> [Problem to solve]:
Show every line of the data below that includes the word "phys".

Excerpts from a dataset
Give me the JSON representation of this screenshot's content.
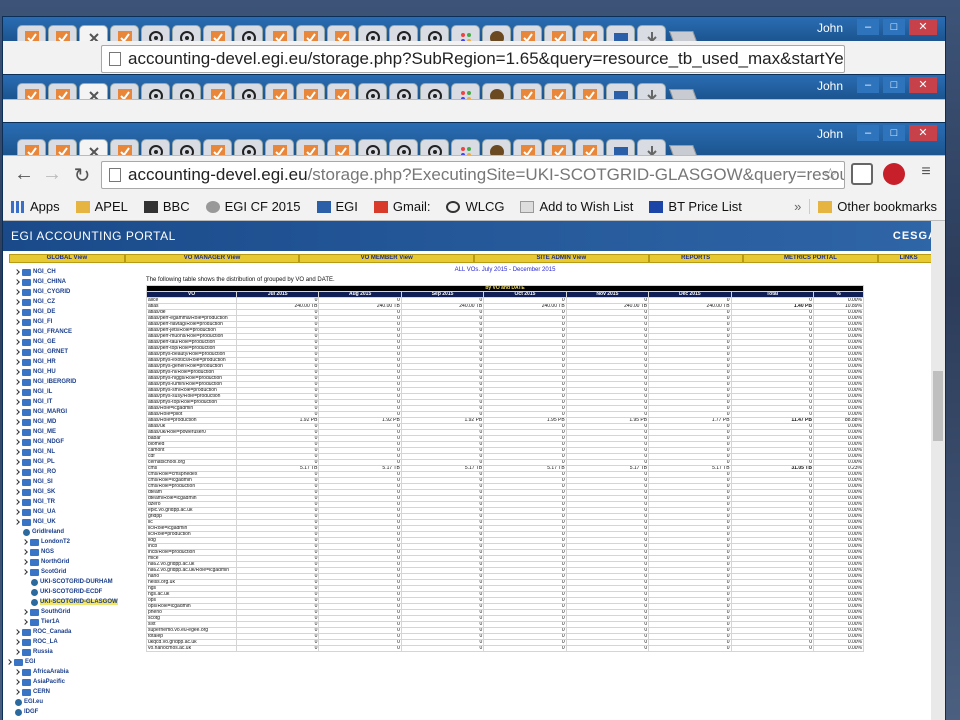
{
  "user": "John",
  "back_url": "accounting-devel.egi.eu/storage.php?SubRegion=1.65&query=resource_tb_used_max&startYe",
  "url_host": "accounting-devel.egi.eu",
  "url_path": "/storage.php?ExecutingSite=UKI-SCOTGRID-GLASGOW&query=resourc",
  "bookmarks": [
    "Apps",
    "APEL",
    "BBC",
    "EGI CF 2015",
    "EGI",
    "Gmail:",
    "WLCG",
    "Add to Wish List",
    "BT Price List"
  ],
  "bookmarks_overflow": "»",
  "other_bookmarks": "Other bookmarks",
  "portal_title": "EGI ACCOUNTING PORTAL",
  "portal_logo": "CESGA",
  "menu": [
    "GLOBAL View",
    "VO MANAGER View",
    "VO MEMBER View",
    "SITE ADMIN View",
    "REPORTS",
    "METRICS PORTAL",
    "LINKS"
  ],
  "subtitle": "ALL VOs. July 2015 - December 2015",
  "description": "The following table shows the distribution of grouped by VO and DATE.",
  "caption": "by VO and DATE",
  "columns": [
    "VO",
    "Jul 2015",
    "Aug 2015",
    "Sep 2015",
    "Oct 2015",
    "Nov 2015",
    "Dec 2015",
    "Total",
    "%"
  ],
  "rows": [
    [
      "alice",
      "0",
      "0",
      "0",
      "0",
      "0",
      "0",
      "0",
      "0.00%"
    ],
    [
      "atlas",
      "240.00 TB",
      "240.00 TB",
      "240.00 TB",
      "240.00 TB",
      "240.00 TB",
      "240.00 TB",
      "1.40 PB",
      "10.89%"
    ],
    [
      "atlas/de",
      "0",
      "0",
      "0",
      "0",
      "0",
      "0",
      "0",
      "0.00%"
    ],
    [
      "atlas/perf-egamma/Role=production",
      "0",
      "0",
      "0",
      "0",
      "0",
      "0",
      "0",
      "0.00%"
    ],
    [
      "atlas/perf-flavtag/Role=production",
      "0",
      "0",
      "0",
      "0",
      "0",
      "0",
      "0",
      "0.00%"
    ],
    [
      "atlas/perf-jets/Role=production",
      "0",
      "0",
      "0",
      "0",
      "0",
      "0",
      "0",
      "0.00%"
    ],
    [
      "atlas/perf-muons/Role=production",
      "0",
      "0",
      "0",
      "0",
      "0",
      "0",
      "0",
      "0.00%"
    ],
    [
      "atlas/perf-tau/Role=production",
      "0",
      "0",
      "0",
      "0",
      "0",
      "0",
      "0",
      "0.00%"
    ],
    [
      "atlas/perf-top/Role=production",
      "0",
      "0",
      "0",
      "0",
      "0",
      "0",
      "0",
      "0.00%"
    ],
    [
      "atlas/phys-beauty/Role=production",
      "0",
      "0",
      "0",
      "0",
      "0",
      "0",
      "0",
      "0.00%"
    ],
    [
      "atlas/phys-exotics/Role=production",
      "0",
      "0",
      "0",
      "0",
      "0",
      "0",
      "0",
      "0.00%"
    ],
    [
      "atlas/phys-gener/Role=production",
      "0",
      "0",
      "0",
      "0",
      "0",
      "0",
      "0",
      "0.00%"
    ],
    [
      "atlas/phys-hi/Role=production",
      "0",
      "0",
      "0",
      "0",
      "0",
      "0",
      "0",
      "0.00%"
    ],
    [
      "atlas/phys-higgs/Role=production",
      "0",
      "0",
      "0",
      "0",
      "0",
      "0",
      "0",
      "0.00%"
    ],
    [
      "atlas/phys-lumin/Role=production",
      "0",
      "0",
      "0",
      "0",
      "0",
      "0",
      "0",
      "0.00%"
    ],
    [
      "atlas/phys-sm/Role=production",
      "0",
      "0",
      "0",
      "0",
      "0",
      "0",
      "0",
      "0.00%"
    ],
    [
      "atlas/phys-susy/Role=production",
      "0",
      "0",
      "0",
      "0",
      "0",
      "0",
      "0",
      "0.00%"
    ],
    [
      "atlas/phys-top/Role=production",
      "0",
      "0",
      "0",
      "0",
      "0",
      "0",
      "0",
      "0.00%"
    ],
    [
      "atlas/Role=lcgadmin",
      "0",
      "0",
      "0",
      "0",
      "0",
      "0",
      "0",
      "0.00%"
    ],
    [
      "atlas/Role=pilot",
      "0",
      "0",
      "0",
      "0",
      "0",
      "0",
      "0",
      "0.00%"
    ],
    [
      "atlas/Role=production",
      "1.92 PB",
      "1.92 PB",
      "1.92 PB",
      "1.95 PB",
      "1.95 PB",
      "1.77 PB",
      "11.47 PB",
      "88.88%"
    ],
    [
      "atlas/uk",
      "0",
      "0",
      "0",
      "0",
      "0",
      "0",
      "0",
      "0.00%"
    ],
    [
      "atlas/uk/Role=poweruser0",
      "0",
      "0",
      "0",
      "0",
      "0",
      "0",
      "0",
      "0.00%"
    ],
    [
      "babar",
      "0",
      "0",
      "0",
      "0",
      "0",
      "0",
      "0",
      "0.00%"
    ],
    [
      "biomed",
      "0",
      "0",
      "0",
      "0",
      "0",
      "0",
      "0",
      "0.00%"
    ],
    [
      "camont",
      "0",
      "0",
      "0",
      "0",
      "0",
      "0",
      "0",
      "0.00%"
    ],
    [
      "cdf",
      "0",
      "0",
      "0",
      "0",
      "0",
      "0",
      "0",
      "0.00%"
    ],
    [
      "cernatschool.org",
      "0",
      "0",
      "0",
      "0",
      "0",
      "0",
      "0",
      "0.00%"
    ],
    [
      "cms",
      "5.17 TB",
      "5.17 TB",
      "5.17 TB",
      "5.17 TB",
      "5.17 TB",
      "5.17 TB",
      "31.05 TB",
      "0.23%"
    ],
    [
      "cms/Role=cmsphedex",
      "0",
      "0",
      "0",
      "0",
      "0",
      "0",
      "0",
      "0.00%"
    ],
    [
      "cms/Role=lcgadmin",
      "0",
      "0",
      "0",
      "0",
      "0",
      "0",
      "0",
      "0.00%"
    ],
    [
      "cms/Role=production",
      "0",
      "0",
      "0",
      "0",
      "0",
      "0",
      "0",
      "0.00%"
    ],
    [
      "dteam",
      "0",
      "0",
      "0",
      "0",
      "0",
      "0",
      "0",
      "0.00%"
    ],
    [
      "dteam/Role=lcgadmin",
      "0",
      "0",
      "0",
      "0",
      "0",
      "0",
      "0",
      "0.00%"
    ],
    [
      "dzero",
      "0",
      "0",
      "0",
      "0",
      "0",
      "0",
      "0",
      "0.00%"
    ],
    [
      "epic.vo.gridpp.ac.uk",
      "0",
      "0",
      "0",
      "0",
      "0",
      "0",
      "0",
      "0.00%"
    ],
    [
      "gridpp",
      "0",
      "0",
      "0",
      "0",
      "0",
      "0",
      "0",
      "0.00%"
    ],
    [
      "ilc",
      "0",
      "0",
      "0",
      "0",
      "0",
      "0",
      "0",
      "0.00%"
    ],
    [
      "ilc/Role=lcgadmin",
      "0",
      "0",
      "0",
      "0",
      "0",
      "0",
      "0",
      "0.00%"
    ],
    [
      "ilc/Role=production",
      "0",
      "0",
      "0",
      "0",
      "0",
      "0",
      "0",
      "0.00%"
    ],
    [
      "ildg",
      "0",
      "0",
      "0",
      "0",
      "0",
      "0",
      "0",
      "0.00%"
    ],
    [
      "lhcb",
      "0",
      "0",
      "0",
      "0",
      "0",
      "0",
      "0",
      "0.00%"
    ],
    [
      "lhcb/Role=production",
      "0",
      "0",
      "0",
      "0",
      "0",
      "0",
      "0",
      "0.00%"
    ],
    [
      "mice",
      "0",
      "0",
      "0",
      "0",
      "0",
      "0",
      "0",
      "0.00%"
    ],
    [
      "na62.vo.gridpp.ac.uk",
      "0",
      "0",
      "0",
      "0",
      "0",
      "0",
      "0",
      "0.00%"
    ],
    [
      "na62.vo.gridpp.ac.uk/Role=lcgadmin",
      "0",
      "0",
      "0",
      "0",
      "0",
      "0",
      "0",
      "0.00%"
    ],
    [
      "nano",
      "0",
      "0",
      "0",
      "0",
      "0",
      "0",
      "0",
      "0.00%"
    ],
    [
      "neiss.org.uk",
      "0",
      "0",
      "0",
      "0",
      "0",
      "0",
      "0",
      "0.00%"
    ],
    [
      "ngs",
      "0",
      "0",
      "0",
      "0",
      "0",
      "0",
      "0",
      "0.00%"
    ],
    [
      "ngs.ac.uk",
      "0",
      "0",
      "0",
      "0",
      "0",
      "0",
      "0",
      "0.00%"
    ],
    [
      "ops",
      "0",
      "0",
      "0",
      "0",
      "0",
      "0",
      "0",
      "0.00%"
    ],
    [
      "ops/Role=lcgadmin",
      "0",
      "0",
      "0",
      "0",
      "0",
      "0",
      "0",
      "0.00%"
    ],
    [
      "pheno",
      "0",
      "0",
      "0",
      "0",
      "0",
      "0",
      "0",
      "0.00%"
    ],
    [
      "scotg",
      "0",
      "0",
      "0",
      "0",
      "0",
      "0",
      "0",
      "0.00%"
    ],
    [
      "sixt",
      "0",
      "0",
      "0",
      "0",
      "0",
      "0",
      "0",
      "0.00%"
    ],
    [
      "supernemo.vo.eu-egee.org",
      "0",
      "0",
      "0",
      "0",
      "0",
      "0",
      "0",
      "0.00%"
    ],
    [
      "totalep",
      "0",
      "0",
      "0",
      "0",
      "0",
      "0",
      "0",
      "0.00%"
    ],
    [
      "ukqcd.vo.gridpp.ac.uk",
      "0",
      "0",
      "0",
      "0",
      "0",
      "0",
      "0",
      "0.00%"
    ],
    [
      "vo.nanocmos.ac.uk",
      "0",
      "0",
      "0",
      "0",
      "0",
      "0",
      "0",
      "0.00%"
    ]
  ],
  "tree": [
    {
      "label": "NGI_CH",
      "kind": "folder",
      "level": 1
    },
    {
      "label": "NGI_CHINA",
      "kind": "folder",
      "level": 1
    },
    {
      "label": "NGI_CYGRID",
      "kind": "folder",
      "level": 1
    },
    {
      "label": "NGI_CZ",
      "kind": "folder",
      "level": 1
    },
    {
      "label": "NGI_DE",
      "kind": "folder",
      "level": 1
    },
    {
      "label": "NGI_FI",
      "kind": "folder",
      "level": 1
    },
    {
      "label": "NGI_FRANCE",
      "kind": "folder",
      "level": 1
    },
    {
      "label": "NGI_GE",
      "kind": "folder",
      "level": 1
    },
    {
      "label": "NGI_GRNET",
      "kind": "folder",
      "level": 1
    },
    {
      "label": "NGI_HR",
      "kind": "folder",
      "level": 1
    },
    {
      "label": "NGI_HU",
      "kind": "folder",
      "level": 1
    },
    {
      "label": "NGI_IBERGRID",
      "kind": "folder",
      "level": 1
    },
    {
      "label": "NGI_IL",
      "kind": "folder",
      "level": 1
    },
    {
      "label": "NGI_IT",
      "kind": "folder",
      "level": 1
    },
    {
      "label": "NGI_MARGI",
      "kind": "folder",
      "level": 1
    },
    {
      "label": "NGI_MD",
      "kind": "folder",
      "level": 1
    },
    {
      "label": "NGI_ME",
      "kind": "folder",
      "level": 1
    },
    {
      "label": "NGI_NDGF",
      "kind": "folder",
      "level": 1
    },
    {
      "label": "NGI_NL",
      "kind": "folder",
      "level": 1
    },
    {
      "label": "NGI_PL",
      "kind": "folder",
      "level": 1
    },
    {
      "label": "NGI_RO",
      "kind": "folder",
      "level": 1
    },
    {
      "label": "NGI_SI",
      "kind": "folder",
      "level": 1
    },
    {
      "label": "NGI_SK",
      "kind": "folder",
      "level": 1
    },
    {
      "label": "NGI_TR",
      "kind": "folder",
      "level": 1
    },
    {
      "label": "NGI_UA",
      "kind": "folder",
      "level": 1
    },
    {
      "label": "NGI_UK",
      "kind": "folder",
      "level": 1
    },
    {
      "label": "GridIreland",
      "kind": "site",
      "level": 2
    },
    {
      "label": "LondonT2",
      "kind": "folder",
      "level": 2
    },
    {
      "label": "NGS",
      "kind": "folder",
      "level": 2
    },
    {
      "label": "NorthGrid",
      "kind": "folder",
      "level": 2
    },
    {
      "label": "ScotGrid",
      "kind": "folder",
      "level": 2
    },
    {
      "label": "UKI-SCOTGRID-DURHAM",
      "kind": "site",
      "level": 3
    },
    {
      "label": "UKI-SCOTGRID-ECDF",
      "kind": "site",
      "level": 3
    },
    {
      "label": "UKI-SCOTGRID-GLASGOW",
      "kind": "site",
      "level": 3,
      "selected": true
    },
    {
      "label": "SouthGrid",
      "kind": "folder",
      "level": 2
    },
    {
      "label": "Tier1A",
      "kind": "folder",
      "level": 2
    },
    {
      "label": "ROC_Canada",
      "kind": "folder",
      "level": 1
    },
    {
      "label": "ROC_LA",
      "kind": "folder",
      "level": 1
    },
    {
      "label": "Russia",
      "kind": "folder",
      "level": 1
    },
    {
      "label": "EGI",
      "kind": "folder",
      "level": 0
    },
    {
      "label": "AfricaArabia",
      "kind": "folder",
      "level": 1
    },
    {
      "label": "AsiaPacific",
      "kind": "folder",
      "level": 1
    },
    {
      "label": "CERN",
      "kind": "folder",
      "level": 1
    },
    {
      "label": "EGI.eu",
      "kind": "site",
      "level": 1
    },
    {
      "label": "IDGF",
      "kind": "site",
      "level": 1
    }
  ],
  "colors": {
    "window_frame": "#1a4f8a",
    "menu_button": "#e6c933",
    "table_header": "#0f1f55",
    "selected_tree": "#f3e46a",
    "link_blue": "#1a3e8c"
  }
}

> [Solution]:
      "atlas/phys-beauty/Role=production",
      "atlas/phys-exotics/Role=production",
      "atlas/phys-gener/Role=production",
      "atlas/phys-hi/Role=production",
      "atlas/phys-higgs/Role=production",
      "atlas/phys-lumin/Role=production",
      "atlas/phys-sm/Role=production",
      "atlas/phys-susy/Role=production",
      "atlas/phys-top/Role=production",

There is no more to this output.